#### [Exercise]
Only the lines from the line containing "Parse this screenshot: output" to the end of the entries should be repeated, exactly as they appear.

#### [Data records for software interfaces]
◆ ◆ ◆ ◆ ◆

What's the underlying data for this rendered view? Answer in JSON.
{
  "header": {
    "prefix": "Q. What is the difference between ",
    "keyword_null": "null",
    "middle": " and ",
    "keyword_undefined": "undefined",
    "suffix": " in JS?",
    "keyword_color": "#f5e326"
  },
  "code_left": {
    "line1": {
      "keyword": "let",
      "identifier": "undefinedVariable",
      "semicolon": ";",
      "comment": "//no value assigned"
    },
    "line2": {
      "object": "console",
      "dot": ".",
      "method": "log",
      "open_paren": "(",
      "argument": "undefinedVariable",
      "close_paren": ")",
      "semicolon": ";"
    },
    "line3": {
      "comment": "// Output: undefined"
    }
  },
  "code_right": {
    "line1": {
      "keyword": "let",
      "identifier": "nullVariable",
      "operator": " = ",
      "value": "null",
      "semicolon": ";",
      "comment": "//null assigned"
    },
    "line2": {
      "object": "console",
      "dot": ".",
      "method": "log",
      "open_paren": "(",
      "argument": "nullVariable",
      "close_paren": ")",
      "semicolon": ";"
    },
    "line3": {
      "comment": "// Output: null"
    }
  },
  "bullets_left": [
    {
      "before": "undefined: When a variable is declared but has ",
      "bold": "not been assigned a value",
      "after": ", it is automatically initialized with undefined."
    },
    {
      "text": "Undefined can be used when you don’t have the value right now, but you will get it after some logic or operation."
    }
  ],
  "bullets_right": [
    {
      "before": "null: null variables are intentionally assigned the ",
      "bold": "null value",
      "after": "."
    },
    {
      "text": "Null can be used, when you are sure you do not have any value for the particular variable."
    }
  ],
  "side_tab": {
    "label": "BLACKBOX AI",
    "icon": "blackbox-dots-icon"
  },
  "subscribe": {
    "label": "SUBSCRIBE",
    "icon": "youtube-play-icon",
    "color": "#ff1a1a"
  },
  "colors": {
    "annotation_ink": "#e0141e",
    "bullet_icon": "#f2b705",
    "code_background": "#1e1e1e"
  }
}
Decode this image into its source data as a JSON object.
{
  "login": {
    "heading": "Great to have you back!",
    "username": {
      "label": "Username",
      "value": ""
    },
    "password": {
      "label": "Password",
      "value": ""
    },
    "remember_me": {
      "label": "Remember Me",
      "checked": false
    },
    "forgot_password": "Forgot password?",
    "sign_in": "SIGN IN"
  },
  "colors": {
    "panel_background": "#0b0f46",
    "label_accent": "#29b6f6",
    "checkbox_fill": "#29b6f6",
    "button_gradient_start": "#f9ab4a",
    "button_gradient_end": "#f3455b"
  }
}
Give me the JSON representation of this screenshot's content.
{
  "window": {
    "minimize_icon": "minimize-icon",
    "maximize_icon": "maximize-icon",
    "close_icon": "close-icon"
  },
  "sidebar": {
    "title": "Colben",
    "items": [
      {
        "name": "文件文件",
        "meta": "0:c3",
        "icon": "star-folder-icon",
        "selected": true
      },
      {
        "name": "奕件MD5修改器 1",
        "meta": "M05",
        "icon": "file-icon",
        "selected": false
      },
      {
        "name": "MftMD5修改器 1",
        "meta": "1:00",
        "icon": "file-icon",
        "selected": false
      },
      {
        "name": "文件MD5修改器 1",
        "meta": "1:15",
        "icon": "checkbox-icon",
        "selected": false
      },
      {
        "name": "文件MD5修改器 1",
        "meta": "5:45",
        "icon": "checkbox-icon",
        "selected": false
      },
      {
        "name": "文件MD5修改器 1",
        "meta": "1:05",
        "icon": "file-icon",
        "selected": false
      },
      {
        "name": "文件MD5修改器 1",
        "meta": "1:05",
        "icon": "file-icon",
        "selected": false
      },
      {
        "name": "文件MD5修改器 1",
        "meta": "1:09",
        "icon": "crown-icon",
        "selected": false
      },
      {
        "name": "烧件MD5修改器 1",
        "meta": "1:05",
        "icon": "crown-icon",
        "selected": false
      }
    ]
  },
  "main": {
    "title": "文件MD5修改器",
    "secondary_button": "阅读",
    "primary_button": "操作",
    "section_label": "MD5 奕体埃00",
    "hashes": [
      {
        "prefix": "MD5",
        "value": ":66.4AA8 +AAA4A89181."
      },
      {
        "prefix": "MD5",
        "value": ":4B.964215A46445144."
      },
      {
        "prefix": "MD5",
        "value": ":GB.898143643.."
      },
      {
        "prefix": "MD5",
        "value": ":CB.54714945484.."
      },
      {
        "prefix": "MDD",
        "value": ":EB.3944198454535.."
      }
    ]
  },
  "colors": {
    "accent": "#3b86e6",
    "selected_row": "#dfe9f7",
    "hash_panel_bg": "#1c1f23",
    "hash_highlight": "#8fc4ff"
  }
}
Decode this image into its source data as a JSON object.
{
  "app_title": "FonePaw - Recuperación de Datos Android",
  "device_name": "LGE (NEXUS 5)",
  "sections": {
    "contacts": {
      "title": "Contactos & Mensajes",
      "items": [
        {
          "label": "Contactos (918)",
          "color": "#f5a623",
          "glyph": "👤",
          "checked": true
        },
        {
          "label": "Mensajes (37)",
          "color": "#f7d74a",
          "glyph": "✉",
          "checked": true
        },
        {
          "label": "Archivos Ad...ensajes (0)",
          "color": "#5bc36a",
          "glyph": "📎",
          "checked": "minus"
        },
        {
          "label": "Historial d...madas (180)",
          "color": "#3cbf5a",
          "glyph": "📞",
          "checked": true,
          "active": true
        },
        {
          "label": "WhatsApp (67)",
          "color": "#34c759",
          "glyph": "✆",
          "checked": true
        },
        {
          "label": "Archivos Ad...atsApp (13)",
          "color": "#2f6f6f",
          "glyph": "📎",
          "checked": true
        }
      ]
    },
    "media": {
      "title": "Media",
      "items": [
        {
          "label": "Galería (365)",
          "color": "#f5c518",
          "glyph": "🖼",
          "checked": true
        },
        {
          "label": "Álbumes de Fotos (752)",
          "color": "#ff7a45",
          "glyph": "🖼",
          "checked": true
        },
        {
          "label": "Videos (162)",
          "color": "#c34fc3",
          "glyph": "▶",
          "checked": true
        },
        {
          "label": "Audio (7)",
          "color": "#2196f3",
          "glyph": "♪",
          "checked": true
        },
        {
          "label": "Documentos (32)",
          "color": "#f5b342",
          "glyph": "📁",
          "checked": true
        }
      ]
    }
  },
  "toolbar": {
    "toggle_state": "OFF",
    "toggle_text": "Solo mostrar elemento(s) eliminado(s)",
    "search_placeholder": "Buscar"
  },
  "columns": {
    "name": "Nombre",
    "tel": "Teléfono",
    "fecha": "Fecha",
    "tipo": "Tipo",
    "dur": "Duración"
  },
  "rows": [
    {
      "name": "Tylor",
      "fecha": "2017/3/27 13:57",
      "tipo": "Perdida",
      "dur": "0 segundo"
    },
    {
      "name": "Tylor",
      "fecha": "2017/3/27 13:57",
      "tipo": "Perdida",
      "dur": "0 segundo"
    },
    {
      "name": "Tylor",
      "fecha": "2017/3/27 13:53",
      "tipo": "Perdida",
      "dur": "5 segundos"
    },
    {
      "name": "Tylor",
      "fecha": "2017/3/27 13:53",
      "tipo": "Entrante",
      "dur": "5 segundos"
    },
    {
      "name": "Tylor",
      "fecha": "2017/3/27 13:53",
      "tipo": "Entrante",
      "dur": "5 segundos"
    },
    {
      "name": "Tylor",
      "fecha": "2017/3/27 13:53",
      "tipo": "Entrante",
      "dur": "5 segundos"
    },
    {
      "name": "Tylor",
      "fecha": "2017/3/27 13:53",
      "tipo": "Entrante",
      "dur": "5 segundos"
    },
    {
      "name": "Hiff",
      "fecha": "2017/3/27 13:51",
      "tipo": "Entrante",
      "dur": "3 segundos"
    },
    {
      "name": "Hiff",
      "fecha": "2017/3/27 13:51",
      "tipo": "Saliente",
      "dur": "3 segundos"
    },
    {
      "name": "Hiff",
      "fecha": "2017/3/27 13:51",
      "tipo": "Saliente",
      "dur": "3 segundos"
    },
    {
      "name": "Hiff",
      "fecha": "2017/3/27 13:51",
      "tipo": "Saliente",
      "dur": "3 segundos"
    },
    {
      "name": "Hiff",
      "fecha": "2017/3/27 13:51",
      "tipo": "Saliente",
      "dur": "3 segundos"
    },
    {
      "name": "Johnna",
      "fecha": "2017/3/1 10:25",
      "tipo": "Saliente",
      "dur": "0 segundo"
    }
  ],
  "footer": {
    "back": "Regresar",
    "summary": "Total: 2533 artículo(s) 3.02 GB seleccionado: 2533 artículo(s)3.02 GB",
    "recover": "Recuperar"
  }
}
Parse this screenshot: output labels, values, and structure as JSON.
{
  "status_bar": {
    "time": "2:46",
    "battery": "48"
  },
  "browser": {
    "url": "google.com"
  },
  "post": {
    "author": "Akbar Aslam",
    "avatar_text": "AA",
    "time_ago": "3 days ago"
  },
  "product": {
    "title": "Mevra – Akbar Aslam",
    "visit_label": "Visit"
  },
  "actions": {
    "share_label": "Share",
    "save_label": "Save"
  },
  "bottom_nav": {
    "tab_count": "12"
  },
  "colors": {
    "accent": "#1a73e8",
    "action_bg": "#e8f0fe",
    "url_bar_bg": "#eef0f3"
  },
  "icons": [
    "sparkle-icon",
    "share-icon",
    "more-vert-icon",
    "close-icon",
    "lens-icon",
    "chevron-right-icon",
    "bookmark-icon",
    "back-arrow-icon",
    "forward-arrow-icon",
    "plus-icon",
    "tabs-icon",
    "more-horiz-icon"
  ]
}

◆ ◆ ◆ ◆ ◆

#### [Task answer]
Parse this screenshot: output labels, values, and structure as JSON.
{
  "status_bar": {
    "time": "2:46",
    "battery": "48"
  },
  "browser": {
    "url": "google.com"
  },
  "post": {
    "author": "Akbar Aslam",
    "avatar_text": "AA",
    "time_ago": "3 days ago"
  },
  "product": {
    "title": "Mevra – Akbar Aslam",
    "visit_label": "Visit"
  },
  "actions": {
    "share_label": "Share",
    "save_label": "Save"
  },
  "bottom_nav": {
    "tab_count": "12"
  },
  "colors": {
    "accent": "#1a73e8",
    "action_bg": "#e8f0fe",
    "url_bar_bg": "#eef0f3"
  },
  "icons": [
    "sparkle-icon",
    "share-icon",
    "more-vert-icon",
    "close-icon",
    "lens-icon",
    "chevron-right-icon",
    "bookmark-icon",
    "back-arrow-icon",
    "forward-arrow-icon",
    "plus-icon",
    "tabs-icon",
    "more-horiz-icon"
  ]
}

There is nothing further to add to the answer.